### ASSIGNED TASK
Report back each line of the records that contains the string "Junta".

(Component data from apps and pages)

+++

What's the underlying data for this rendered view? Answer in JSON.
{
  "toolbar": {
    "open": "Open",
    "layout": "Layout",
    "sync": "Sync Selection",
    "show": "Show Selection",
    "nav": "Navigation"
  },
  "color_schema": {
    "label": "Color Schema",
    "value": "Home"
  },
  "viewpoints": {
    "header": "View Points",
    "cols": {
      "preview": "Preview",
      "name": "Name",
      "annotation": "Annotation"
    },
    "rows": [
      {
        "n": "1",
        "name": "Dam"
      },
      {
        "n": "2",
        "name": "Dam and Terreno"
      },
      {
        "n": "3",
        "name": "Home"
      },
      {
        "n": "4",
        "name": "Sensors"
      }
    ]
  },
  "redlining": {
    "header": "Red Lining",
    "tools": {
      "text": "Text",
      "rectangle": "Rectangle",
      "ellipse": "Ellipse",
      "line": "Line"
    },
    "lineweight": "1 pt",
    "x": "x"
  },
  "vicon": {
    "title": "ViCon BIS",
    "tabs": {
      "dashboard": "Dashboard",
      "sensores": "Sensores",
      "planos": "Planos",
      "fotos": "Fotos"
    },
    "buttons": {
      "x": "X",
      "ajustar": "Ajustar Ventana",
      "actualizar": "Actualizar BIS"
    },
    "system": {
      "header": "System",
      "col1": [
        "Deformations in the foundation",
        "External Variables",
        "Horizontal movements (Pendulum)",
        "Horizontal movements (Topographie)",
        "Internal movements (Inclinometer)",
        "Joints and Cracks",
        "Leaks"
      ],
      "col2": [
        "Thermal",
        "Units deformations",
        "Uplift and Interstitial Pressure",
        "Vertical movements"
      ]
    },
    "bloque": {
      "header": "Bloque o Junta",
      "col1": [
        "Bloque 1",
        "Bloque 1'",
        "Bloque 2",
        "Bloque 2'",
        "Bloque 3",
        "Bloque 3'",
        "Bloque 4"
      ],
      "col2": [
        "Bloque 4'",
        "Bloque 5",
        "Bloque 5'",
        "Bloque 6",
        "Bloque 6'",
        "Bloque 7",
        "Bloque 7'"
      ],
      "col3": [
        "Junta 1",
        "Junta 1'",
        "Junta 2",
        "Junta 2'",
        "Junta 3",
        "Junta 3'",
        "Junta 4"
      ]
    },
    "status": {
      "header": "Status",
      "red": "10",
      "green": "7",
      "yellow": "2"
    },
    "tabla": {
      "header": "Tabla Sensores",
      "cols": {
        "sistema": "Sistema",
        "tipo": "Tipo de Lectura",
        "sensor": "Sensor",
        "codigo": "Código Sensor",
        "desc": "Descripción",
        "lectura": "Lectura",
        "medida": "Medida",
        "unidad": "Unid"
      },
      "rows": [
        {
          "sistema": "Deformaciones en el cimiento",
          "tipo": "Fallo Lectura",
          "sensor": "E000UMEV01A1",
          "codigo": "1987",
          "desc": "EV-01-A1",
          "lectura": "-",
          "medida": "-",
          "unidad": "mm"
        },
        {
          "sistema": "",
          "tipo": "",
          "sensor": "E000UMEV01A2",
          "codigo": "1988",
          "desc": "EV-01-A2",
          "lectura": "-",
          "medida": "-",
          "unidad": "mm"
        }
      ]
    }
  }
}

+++

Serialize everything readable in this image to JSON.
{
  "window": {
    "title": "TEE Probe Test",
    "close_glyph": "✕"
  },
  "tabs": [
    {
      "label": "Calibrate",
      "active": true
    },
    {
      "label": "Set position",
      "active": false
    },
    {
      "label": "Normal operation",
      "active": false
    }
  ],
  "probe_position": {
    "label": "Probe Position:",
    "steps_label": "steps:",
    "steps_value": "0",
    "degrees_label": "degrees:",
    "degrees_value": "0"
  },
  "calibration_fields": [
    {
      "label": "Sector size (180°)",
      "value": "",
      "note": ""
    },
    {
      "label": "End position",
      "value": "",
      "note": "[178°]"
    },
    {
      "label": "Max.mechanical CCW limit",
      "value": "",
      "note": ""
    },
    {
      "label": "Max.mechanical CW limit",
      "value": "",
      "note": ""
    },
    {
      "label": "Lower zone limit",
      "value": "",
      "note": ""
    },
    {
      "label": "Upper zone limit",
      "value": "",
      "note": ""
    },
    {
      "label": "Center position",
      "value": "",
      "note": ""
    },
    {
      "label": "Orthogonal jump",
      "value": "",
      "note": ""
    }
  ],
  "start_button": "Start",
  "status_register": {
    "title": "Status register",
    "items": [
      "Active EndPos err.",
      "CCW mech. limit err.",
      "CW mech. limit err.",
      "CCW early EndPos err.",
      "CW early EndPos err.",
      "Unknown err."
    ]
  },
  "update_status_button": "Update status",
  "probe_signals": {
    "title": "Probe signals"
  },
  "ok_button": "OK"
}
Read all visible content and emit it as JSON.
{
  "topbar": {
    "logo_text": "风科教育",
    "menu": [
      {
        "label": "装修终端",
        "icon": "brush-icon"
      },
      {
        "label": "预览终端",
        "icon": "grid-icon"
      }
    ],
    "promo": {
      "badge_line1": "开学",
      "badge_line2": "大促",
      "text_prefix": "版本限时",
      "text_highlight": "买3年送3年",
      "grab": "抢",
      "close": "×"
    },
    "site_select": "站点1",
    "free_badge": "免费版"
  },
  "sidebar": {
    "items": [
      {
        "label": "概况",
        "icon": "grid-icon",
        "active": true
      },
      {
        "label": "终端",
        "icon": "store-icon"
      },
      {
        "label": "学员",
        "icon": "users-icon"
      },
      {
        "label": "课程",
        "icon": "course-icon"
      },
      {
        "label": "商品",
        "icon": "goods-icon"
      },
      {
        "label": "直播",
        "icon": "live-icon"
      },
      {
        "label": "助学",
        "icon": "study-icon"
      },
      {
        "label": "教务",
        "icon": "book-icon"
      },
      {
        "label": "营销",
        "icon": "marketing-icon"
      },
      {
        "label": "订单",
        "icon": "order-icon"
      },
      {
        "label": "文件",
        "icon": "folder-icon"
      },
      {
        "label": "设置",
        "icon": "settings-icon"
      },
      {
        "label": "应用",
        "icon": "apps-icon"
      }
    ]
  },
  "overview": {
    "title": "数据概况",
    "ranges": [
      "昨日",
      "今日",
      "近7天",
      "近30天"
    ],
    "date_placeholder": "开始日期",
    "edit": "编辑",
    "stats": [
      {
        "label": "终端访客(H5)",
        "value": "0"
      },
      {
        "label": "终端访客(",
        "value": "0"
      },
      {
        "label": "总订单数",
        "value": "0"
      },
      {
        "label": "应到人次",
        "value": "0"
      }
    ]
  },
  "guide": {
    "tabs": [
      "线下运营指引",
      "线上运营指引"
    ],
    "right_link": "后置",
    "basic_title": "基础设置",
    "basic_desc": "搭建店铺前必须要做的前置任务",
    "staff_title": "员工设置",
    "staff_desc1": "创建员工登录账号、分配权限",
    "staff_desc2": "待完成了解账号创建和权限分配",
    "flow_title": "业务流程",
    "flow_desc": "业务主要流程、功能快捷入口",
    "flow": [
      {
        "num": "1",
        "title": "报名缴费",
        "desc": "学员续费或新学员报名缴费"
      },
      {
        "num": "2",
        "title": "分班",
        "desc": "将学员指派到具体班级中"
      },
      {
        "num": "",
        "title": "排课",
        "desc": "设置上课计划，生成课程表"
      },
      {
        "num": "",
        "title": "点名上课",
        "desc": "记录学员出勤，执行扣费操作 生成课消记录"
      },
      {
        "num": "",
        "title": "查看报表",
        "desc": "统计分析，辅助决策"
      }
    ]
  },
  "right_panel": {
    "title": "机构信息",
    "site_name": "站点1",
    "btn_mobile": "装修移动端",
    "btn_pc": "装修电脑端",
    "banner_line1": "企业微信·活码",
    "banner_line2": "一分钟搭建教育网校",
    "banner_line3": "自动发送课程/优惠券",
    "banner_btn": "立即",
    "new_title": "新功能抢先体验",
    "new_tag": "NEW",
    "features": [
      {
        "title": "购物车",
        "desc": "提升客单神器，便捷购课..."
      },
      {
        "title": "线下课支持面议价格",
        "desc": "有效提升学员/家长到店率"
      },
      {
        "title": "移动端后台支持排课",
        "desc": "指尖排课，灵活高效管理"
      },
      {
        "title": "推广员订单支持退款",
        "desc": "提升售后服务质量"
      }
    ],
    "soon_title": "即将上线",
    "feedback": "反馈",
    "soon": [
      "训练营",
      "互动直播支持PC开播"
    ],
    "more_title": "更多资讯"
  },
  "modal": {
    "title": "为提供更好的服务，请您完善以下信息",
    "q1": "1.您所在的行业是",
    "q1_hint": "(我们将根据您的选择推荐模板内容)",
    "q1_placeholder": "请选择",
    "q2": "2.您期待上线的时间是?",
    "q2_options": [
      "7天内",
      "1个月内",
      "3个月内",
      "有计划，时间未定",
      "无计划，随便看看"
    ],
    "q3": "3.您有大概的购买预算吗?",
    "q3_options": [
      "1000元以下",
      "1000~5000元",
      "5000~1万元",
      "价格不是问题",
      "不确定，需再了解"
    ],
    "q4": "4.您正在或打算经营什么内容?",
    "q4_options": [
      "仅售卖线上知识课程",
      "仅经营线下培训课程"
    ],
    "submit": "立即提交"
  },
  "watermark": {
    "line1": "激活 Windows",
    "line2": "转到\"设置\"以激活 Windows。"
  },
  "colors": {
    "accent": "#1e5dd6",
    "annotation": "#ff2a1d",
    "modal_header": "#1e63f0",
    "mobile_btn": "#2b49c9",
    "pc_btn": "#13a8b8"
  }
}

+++

### SOLUTION FOR THIS TASK
      "header": "Bloque o Junta",
        "Junta 1",
        "Junta 1'",
        "Junta 2",
        "Junta 2'",
        "Junta 3",
        "Junta 3'",
        "Junta 4"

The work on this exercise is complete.